Renting a scooter is one of the most popular methods of short-range transport for travellers and tourists and it’s hard not to see why. If you’re tired of tour operators and generally being driven around by other people, a motorbike or scooter is a great way to take charge again and get away from the crowds. Many hire them for the day to ride around the countryside and enjoy the freedom that comes with it. Just be aware that, even if you’re the world’s most careful driver, the other motorists on the road always make it a dangerous affair in Thailand.
6. Food & Drink
Thai food has swept across the world now to the extent that almost everyone knows what a Pad Thai tastes like, but until you land in Thailand and take that first bite you don’t really know a thing about it! A vibrant mix of sweet, sour, hot and salty flavours will immediately disarm you and over take your senses.
Street food is probably the best place to start if you’re entering Thailand through Bangkok, but there’s a rich and diverse cuisine beyond that from the northern hill areas to the many islands and beaches. Plus, if you’ve spent less than expected, why not visit Gaggan in Bangkok – the 10th best restaurant in the world.

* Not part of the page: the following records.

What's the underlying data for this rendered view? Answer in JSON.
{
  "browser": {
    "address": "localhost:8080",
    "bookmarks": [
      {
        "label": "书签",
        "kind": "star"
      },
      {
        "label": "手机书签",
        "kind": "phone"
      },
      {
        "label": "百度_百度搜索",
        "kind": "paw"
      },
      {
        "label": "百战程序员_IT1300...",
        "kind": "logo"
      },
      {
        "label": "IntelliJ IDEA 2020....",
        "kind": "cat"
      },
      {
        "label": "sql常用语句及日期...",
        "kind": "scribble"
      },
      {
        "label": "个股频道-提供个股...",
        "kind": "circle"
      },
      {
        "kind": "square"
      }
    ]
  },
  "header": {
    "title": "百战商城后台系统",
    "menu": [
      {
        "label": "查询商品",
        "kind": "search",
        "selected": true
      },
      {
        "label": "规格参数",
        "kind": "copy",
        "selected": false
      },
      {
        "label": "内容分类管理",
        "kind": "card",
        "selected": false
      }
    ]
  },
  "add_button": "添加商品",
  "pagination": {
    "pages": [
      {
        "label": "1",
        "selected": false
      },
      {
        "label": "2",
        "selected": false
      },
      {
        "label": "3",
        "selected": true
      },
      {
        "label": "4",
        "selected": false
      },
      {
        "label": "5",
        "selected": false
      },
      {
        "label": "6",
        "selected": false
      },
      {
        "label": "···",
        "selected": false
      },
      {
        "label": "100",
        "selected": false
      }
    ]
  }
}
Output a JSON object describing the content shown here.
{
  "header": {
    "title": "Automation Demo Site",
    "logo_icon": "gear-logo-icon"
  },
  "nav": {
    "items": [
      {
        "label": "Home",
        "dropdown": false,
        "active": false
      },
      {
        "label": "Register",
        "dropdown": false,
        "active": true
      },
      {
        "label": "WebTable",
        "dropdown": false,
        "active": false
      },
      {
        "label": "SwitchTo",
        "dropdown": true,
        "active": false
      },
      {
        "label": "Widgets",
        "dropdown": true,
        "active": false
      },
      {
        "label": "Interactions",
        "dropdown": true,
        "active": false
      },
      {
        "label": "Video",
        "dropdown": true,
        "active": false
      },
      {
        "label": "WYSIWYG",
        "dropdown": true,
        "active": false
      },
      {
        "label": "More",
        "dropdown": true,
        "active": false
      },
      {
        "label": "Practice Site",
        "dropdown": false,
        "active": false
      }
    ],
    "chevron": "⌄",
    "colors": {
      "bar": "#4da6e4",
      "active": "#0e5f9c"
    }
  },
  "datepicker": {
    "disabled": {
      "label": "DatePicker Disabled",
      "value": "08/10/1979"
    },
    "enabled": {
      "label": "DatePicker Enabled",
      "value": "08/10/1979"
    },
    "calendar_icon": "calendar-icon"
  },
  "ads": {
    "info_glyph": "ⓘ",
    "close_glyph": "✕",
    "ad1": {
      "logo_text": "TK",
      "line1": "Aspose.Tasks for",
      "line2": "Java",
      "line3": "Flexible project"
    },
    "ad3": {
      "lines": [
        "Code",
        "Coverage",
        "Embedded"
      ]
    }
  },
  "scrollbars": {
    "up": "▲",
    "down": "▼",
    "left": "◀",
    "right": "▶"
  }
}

It’s not best advised for you to drink tap water outside of the capital in Thailand, but that’s OK, wherever you go there is a range of delicious drinks both hard and soft. Try a chaa (tea) or a coffee, both of which normally come sweet with condensed milk – a perfect pick me up. On the harder side you’ll find all sorts of cocktails and two very popular beer brands: Singha and Chang, the latter being notoriously cheap, and strong.
As you might expect in a part of the world so far from the west – both culturally and geographically – Thailand has some cultural standards and quirks. For instance, never leave your chopsticks in the bowl at dinner, as this symbolises death and is very bad luck. Conversely, don’t hold back from adding condiments to your meal to improve or change the taste.

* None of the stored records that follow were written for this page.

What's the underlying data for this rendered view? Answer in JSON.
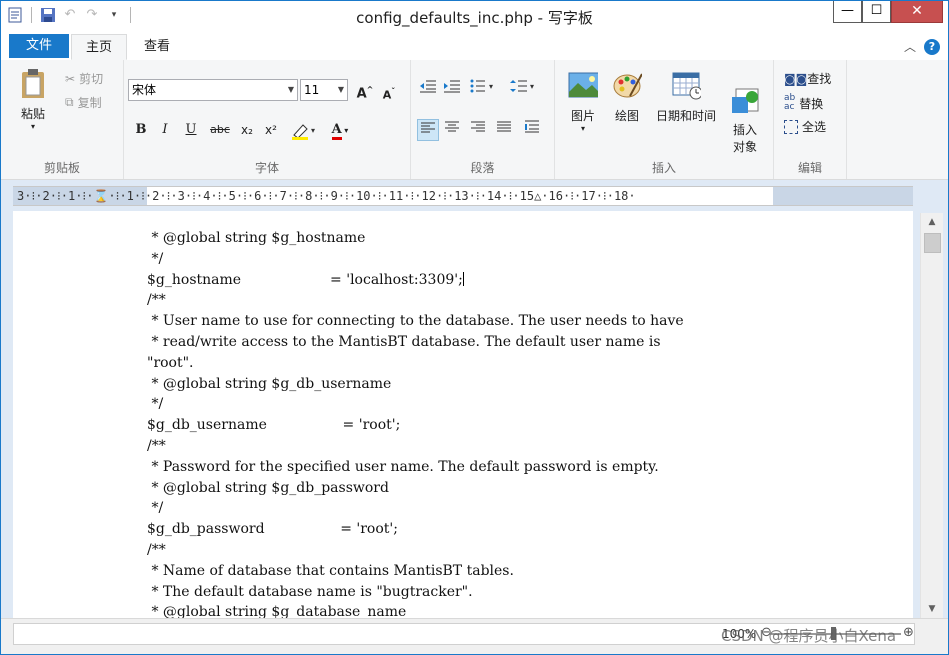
{
  "window": {
    "title": "config_defaults_inc.php - 写字板",
    "controls": {
      "minimize": "—",
      "maximize": "☐",
      "close": "✕"
    }
  },
  "quick_access": [
    "app-icon",
    "save-icon",
    "undo-icon",
    "redo-icon",
    "customize-icon"
  ],
  "tabs": {
    "file": "文件",
    "home": "主页",
    "view": "查看"
  },
  "ribbon": {
    "clipboard": {
      "label": "剪贴板",
      "paste": "粘贴",
      "cut": "剪切",
      "copy": "复制"
    },
    "font": {
      "label": "字体",
      "family": "宋体",
      "size": "11",
      "grow": "A",
      "shrink": "A",
      "bold": "B",
      "italic": "I",
      "underline": "U",
      "strike": "abc",
      "subscript": "x₂",
      "superscript": "x²",
      "text_color": "A"
    },
    "paragraph": {
      "label": "段落"
    },
    "insert": {
      "label": "插入",
      "picture": "图片",
      "paint": "绘图",
      "datetime": "日期和时间",
      "object": "插入\n对象"
    },
    "editing": {
      "label": "编辑",
      "find": "查找",
      "replace": "替换",
      "select_all": "全选"
    }
  },
  "ruler": "3·⁝·2·⁝·1·⁝·⌛·⁝·1·⁝·2·⁝·3·⁝·4·⁝·5·⁝·6·⁝·7·⁝·8·⁝·9·⁝·10·⁝·11·⁝·12·⁝·13·⁝·14·⁝·15△·16·⁝·17·⁝·18·",
  "document": {
    "lines_a": [
      " * @global string $g_hostname",
      " */",
      "$g_hostname                    = 'localhost:3309';"
    ],
    "lines_b": [
      "/**",
      " * User name to use for connecting to the database. The user needs to have",
      " * read/write access to the MantisBT database. The default user name is",
      "\"root\".",
      " * @global string $g_db_username",
      " */",
      "$g_db_username                 = 'root';",
      "/**",
      " * Password for the specified user name. The default password is empty.",
      " * @global string $g_db_password",
      " */",
      "$g_db_password                 = 'root';",
      "/**",
      " * Name of database that contains MantisBT tables.",
      " * The default database name is \"bugtracker\".",
      " * @global string $g_database_name"
    ]
  },
  "status": {
    "zoom": "100%",
    "watermark": "CSDN @程序员小白Xena"
  }
}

One of the quickest ways to stir up some debate in Thailand is to try and get your friends to try some bugs and insects. Huge trays and buckets of salty, deep fried grasshoppers, worms, and crickets can be found in most town or city streets, and they’re the perfect snack to go with a few beers if you’re willing to try them.

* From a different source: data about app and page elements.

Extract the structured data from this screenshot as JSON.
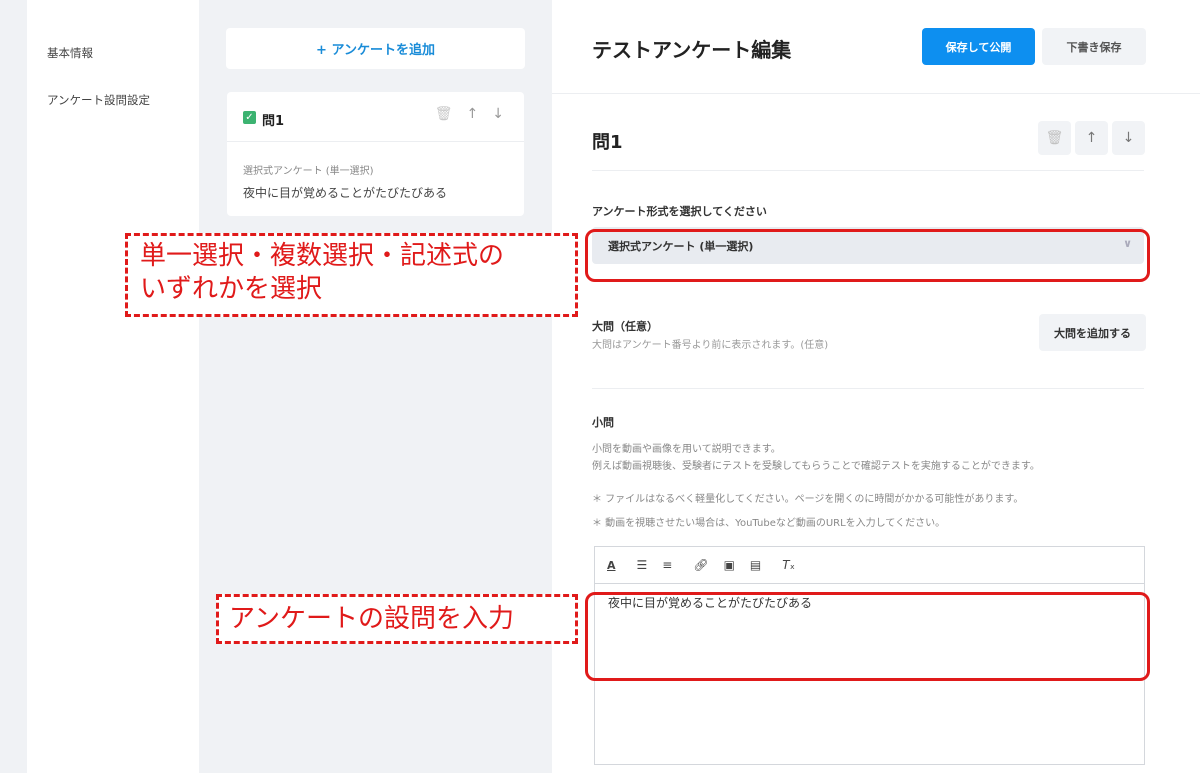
{
  "nav": {
    "items": [
      {
        "label": "基本情報"
      },
      {
        "label": "アンケート設問設定"
      }
    ]
  },
  "middle": {
    "add_button": "+ アンケートを追加",
    "card": {
      "title": "問1",
      "type": "選択式アンケート (単一選択)",
      "text": "夜中に目が覚めることがたびたびある"
    }
  },
  "header": {
    "title": "テストアンケート編集",
    "publish_button": "保存して公開",
    "draft_button": "下書き保存"
  },
  "question": {
    "title": "問1",
    "format_label": "アンケート形式を選択してください",
    "format_value": "選択式アンケート (単一選択)",
    "section": {
      "title": "大問（任意）",
      "desc": "大問はアンケート番号より前に表示されます。(任意)",
      "add_button": "大問を追加する"
    },
    "sub": {
      "title": "小問",
      "desc1": "小問を動画や画像を用いて説明できます。",
      "desc2": "例えば動画視聴後、受験者にテストを受験してもらうことで確認テストを実施することができます。",
      "note1": "＊ ファイルはなるべく軽量化してください。ページを開くのに時間がかかる可能性があります。",
      "note2": "＊ 動画を視聴させたい場合は、YouTubeなど動画のURLを入力してください。"
    },
    "editor_text": "夜中に目が覚めることがたびたびある"
  },
  "annotations": {
    "select_note_line1": "単一選択・複数選択・記述式の",
    "select_note_line2": "いずれかを選択",
    "input_note": "アンケートの設問を入力"
  },
  "colors": {
    "accent": "#0d8ff0",
    "annotation": "#e01a1a",
    "check": "#3cb371"
  }
}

Whilst there’s lots of fun to be had, and most of the fun is in just taking Thailand as it comes, a few bits of preparation and research will make sure you squeeze the most out of your time there and minimise any risks.
At the top of your to-do list should be vaccines. Some are essential and some just recommended, but make sure you’re covered so your mind can be at rest.
For those with allergies or dietary restrictions, an international dining card can let you communicate your dietary needs with anyone you need to. You can get cards for all kinds of allergies as well as for vegetarians and vegans, so you can be sure everything is kosher.
Apart from a few essentials like walking boots, insect repellent and lots of sun cream, the checklist for Thailand is pretty straightforward and nothing to think too hard about. That said, here are some comprehensive checklists to make sure you’re covered in every event.
It goes without saying, but people still come to Thailand every year with no insurance. Most don’t use it, but thefts, minor road accidents and monkey run-ins happen all the time so better to be safe than sorry.
The currency in Thailand is Baht and will go pretty far for any western visitors, which is why it’s such a destination for budget back-packers. If you’re not on such a tight budget you can eat, drink and sleep very well.
As well as some dining etiquette, Thailand (as well as the SE Asia area) has some cultural customs that, if known, will help you get on better with the locals even more. Think greetings, entering homes, dining, and saying thanks.
Still want to know more? Check out these lists for extra info. on what not to forget.